Breaking News

NATO to Strengthen Ties With Georgia, Not Offer Full Membership

FILE - NATO Secretary-General Anders Fogh, right, and Georgian Defense Minister Irakli Alasania take their seat at a meeting of the NATO-Georgia Commission at NATO headquarters in Brussels, Belgium.

NATO members, wary of antagonizing Russia, will propose closer ties with Georgia but stop short of granting full membership to the one-time Soviet republic, the alliance's top official said Wednesday.

Secretary-General Anders Fogh Rasmussen said the alliance instead will offer Tbilisi a "substantive package" of support, without giving details, when NATO meets in September in Cardiff, Wales.

"This is a summit decision, but we have agreement in principle that we will develop a substantive package for Georgia that will help it come closer to NATO. We will work out the elements in the coming weeks," Rasmussen said.

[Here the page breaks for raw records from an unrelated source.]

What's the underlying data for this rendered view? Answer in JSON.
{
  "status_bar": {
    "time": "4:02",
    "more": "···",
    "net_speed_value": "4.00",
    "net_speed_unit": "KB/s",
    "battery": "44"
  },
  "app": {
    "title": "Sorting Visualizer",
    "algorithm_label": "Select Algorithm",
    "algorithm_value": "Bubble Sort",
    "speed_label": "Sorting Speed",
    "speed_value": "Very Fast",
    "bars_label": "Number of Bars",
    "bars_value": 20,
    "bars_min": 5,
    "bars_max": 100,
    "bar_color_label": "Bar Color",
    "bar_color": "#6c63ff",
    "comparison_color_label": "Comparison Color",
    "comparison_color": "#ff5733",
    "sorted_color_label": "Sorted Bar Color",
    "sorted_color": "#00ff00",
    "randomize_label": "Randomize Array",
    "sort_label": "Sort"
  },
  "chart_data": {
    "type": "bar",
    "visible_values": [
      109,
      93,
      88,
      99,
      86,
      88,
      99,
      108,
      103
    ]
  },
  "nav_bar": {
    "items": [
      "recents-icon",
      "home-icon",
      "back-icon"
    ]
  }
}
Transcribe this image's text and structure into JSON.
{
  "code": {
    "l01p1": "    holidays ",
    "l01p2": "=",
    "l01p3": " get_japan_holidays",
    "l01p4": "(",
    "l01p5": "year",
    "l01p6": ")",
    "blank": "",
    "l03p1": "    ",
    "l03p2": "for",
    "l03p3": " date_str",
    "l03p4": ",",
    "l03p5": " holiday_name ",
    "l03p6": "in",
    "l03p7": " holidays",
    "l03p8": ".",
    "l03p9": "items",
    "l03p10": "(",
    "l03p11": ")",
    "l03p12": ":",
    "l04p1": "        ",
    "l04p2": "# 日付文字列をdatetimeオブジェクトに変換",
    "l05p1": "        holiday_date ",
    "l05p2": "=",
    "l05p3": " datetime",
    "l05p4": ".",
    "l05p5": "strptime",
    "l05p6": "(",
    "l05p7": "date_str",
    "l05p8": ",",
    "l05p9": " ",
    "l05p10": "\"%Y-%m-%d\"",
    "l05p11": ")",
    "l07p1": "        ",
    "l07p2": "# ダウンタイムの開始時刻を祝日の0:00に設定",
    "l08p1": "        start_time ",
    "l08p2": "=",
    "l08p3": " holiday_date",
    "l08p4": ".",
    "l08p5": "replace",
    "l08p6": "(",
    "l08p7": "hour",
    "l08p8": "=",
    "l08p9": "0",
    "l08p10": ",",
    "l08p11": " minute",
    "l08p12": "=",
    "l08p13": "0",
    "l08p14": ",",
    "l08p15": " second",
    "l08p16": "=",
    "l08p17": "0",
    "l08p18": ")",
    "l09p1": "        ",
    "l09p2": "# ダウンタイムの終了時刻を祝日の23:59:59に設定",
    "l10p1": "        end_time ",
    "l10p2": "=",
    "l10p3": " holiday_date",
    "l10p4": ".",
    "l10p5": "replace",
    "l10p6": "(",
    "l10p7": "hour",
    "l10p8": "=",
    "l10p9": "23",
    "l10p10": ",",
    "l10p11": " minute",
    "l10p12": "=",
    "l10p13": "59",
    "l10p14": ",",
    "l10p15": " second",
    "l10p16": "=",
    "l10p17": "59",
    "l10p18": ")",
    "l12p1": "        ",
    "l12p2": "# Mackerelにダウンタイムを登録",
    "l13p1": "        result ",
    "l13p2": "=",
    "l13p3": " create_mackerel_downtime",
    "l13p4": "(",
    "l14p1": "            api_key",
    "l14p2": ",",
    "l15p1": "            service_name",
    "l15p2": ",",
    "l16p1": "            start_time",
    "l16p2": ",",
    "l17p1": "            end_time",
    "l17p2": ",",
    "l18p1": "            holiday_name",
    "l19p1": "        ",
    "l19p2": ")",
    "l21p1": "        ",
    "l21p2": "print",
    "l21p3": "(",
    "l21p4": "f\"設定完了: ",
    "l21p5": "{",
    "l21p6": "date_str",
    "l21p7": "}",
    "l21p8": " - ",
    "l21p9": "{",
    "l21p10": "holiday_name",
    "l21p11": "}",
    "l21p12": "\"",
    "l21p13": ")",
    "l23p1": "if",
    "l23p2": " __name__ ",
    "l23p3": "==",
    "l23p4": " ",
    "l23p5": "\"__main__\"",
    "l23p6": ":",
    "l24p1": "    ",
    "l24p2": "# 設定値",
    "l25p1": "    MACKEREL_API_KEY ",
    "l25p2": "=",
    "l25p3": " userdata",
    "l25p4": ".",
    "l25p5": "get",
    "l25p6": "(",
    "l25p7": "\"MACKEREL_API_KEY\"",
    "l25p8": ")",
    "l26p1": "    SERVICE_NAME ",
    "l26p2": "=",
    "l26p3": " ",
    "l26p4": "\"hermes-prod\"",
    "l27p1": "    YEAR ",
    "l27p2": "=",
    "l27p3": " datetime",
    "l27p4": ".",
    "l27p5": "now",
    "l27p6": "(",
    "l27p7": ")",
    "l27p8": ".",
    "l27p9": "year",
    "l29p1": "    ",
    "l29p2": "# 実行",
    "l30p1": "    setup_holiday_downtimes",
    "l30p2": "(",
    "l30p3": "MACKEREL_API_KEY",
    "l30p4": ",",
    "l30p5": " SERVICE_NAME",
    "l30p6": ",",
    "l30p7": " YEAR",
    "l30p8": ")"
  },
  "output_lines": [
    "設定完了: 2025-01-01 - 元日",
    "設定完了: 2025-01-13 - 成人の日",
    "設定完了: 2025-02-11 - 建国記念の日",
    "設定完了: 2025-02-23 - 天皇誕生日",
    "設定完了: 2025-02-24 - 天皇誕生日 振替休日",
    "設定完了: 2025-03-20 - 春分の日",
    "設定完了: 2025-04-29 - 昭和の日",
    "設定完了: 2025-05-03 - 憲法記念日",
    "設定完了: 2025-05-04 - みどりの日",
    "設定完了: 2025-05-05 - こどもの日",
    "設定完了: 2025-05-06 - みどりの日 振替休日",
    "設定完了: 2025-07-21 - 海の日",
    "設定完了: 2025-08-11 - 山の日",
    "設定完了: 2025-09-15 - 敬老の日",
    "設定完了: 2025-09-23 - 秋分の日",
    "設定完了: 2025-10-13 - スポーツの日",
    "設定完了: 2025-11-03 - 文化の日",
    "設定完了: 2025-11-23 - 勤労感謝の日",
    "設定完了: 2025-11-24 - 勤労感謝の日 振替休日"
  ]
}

NATO leaders agreed in 2008 to support Georgia's NATO membership bid at some point after it fought a brief war with Russia. But now Western nations are locked in a contentious standoff with Moscow over its annexation of Ukraine's Crimean peninsula and involvement in eastern Ukraine.

That has given NATO pause in whether to grant Georgia full membership.

Opposed to expansion

Russia has been bitterly opposed to NATO expansion into the former Soviet states.

Some NATO members voiced fears of unduly provoking Moscow by granting Georgia full membership, which could require the 28-member alliance to defend it if there is another armed conflict with Russia.

The Ukraine crisis has forced NATO to reconsider its security needs in eastern Europe, offering extra help and support to new members such as Poland and the Baltic countries.

In September, NATO will also review the position on Montenegro "at the latest by the end of 2015 whether to invite [it] to join the alliance," Rasmussen said.

Macedonia and Bosnia-Herzegovina are also seeking NATO membership.

Some information for this report provided by Reuters and AFP.